───── Data records ─────

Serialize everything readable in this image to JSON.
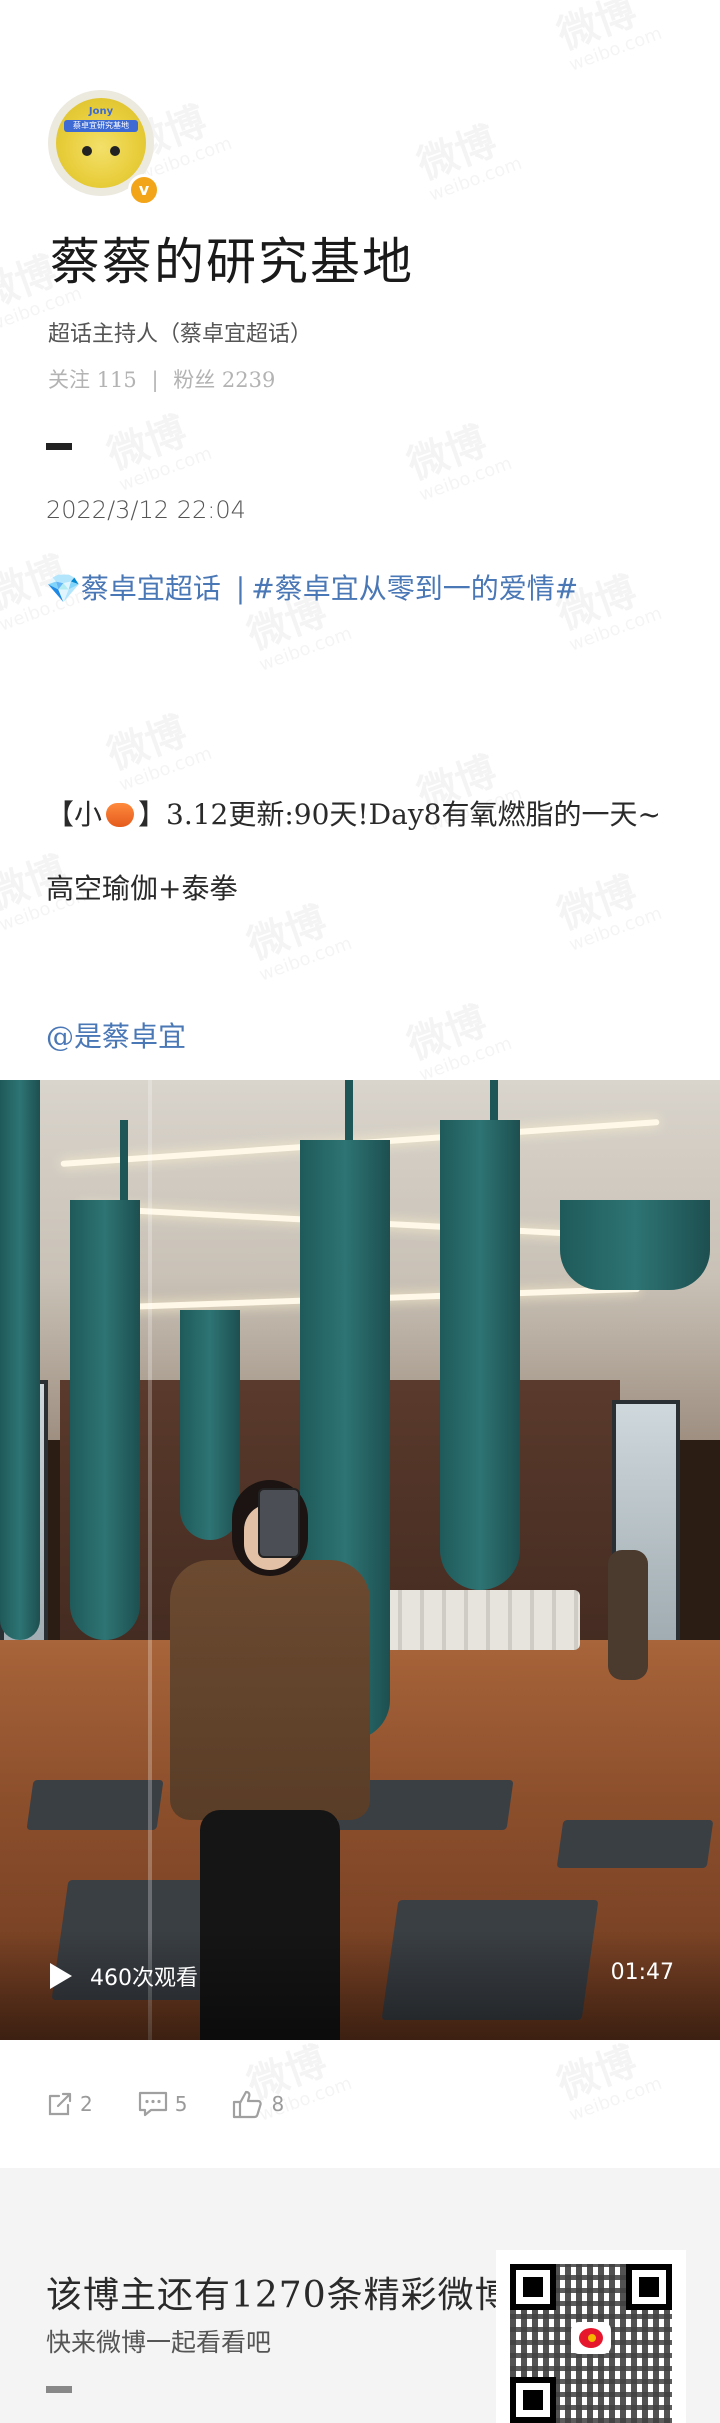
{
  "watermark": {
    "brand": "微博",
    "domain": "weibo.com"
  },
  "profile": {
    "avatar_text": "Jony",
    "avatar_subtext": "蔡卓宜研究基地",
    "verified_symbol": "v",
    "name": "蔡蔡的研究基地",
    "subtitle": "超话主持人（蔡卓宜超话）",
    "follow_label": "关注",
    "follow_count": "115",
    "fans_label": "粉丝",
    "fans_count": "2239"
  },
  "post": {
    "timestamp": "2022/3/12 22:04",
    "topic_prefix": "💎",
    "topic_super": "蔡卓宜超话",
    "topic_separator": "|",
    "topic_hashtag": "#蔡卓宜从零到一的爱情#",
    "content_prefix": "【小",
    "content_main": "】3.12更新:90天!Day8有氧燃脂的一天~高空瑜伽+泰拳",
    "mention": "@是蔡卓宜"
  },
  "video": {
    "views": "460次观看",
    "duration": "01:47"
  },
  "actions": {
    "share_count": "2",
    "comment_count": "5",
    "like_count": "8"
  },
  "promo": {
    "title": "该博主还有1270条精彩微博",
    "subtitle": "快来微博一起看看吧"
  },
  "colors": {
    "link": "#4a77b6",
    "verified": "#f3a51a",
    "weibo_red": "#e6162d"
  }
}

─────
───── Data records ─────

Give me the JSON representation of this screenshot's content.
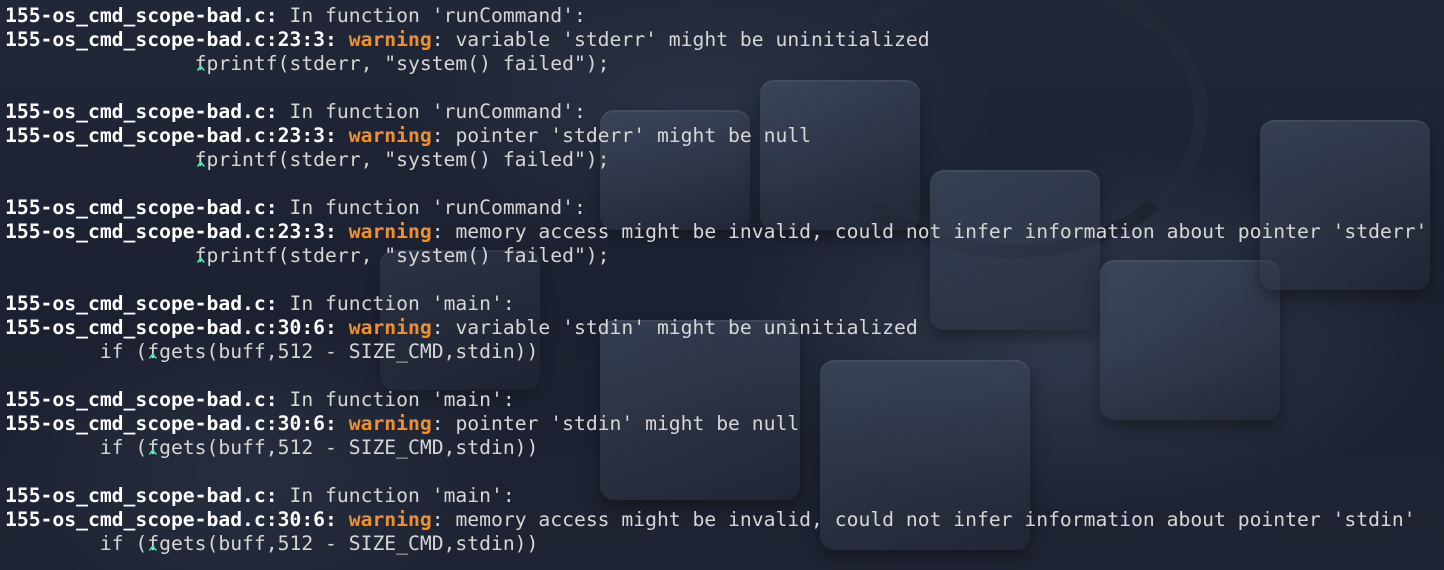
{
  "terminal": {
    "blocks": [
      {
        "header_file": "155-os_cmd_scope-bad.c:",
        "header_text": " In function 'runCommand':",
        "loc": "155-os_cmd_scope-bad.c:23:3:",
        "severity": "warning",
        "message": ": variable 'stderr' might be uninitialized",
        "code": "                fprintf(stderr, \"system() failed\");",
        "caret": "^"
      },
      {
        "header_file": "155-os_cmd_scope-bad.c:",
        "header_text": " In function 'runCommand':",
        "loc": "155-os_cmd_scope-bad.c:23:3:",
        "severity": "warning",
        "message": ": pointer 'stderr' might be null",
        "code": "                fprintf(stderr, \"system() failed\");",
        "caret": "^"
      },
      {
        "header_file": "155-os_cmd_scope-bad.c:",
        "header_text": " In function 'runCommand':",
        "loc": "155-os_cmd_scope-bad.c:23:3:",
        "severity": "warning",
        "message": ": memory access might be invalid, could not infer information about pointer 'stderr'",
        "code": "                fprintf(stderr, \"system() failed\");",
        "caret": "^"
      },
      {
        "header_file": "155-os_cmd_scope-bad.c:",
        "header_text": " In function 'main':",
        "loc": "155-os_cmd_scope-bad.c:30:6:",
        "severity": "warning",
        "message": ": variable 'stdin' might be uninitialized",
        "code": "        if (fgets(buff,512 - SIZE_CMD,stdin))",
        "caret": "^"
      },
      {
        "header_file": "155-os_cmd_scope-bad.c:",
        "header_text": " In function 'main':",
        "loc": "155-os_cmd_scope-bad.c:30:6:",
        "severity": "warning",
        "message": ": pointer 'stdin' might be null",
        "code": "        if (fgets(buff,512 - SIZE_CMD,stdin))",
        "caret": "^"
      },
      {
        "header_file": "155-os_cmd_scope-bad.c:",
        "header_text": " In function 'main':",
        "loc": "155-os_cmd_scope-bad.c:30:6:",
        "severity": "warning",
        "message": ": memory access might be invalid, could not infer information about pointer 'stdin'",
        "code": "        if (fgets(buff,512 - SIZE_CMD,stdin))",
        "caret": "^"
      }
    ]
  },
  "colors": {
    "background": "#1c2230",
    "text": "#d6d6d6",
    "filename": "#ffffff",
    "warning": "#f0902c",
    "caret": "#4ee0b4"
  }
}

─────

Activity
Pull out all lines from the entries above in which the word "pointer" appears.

Solution below
        "message": ": pointer 'stderr' might be null",
        "message": ": memory access might be invalid, could not infer information about pointer 'stderr'",
        "message": ": pointer 'stdin' might be null",
        "message": ": memory access might be invalid, could not infer information about pointer 'stdin'",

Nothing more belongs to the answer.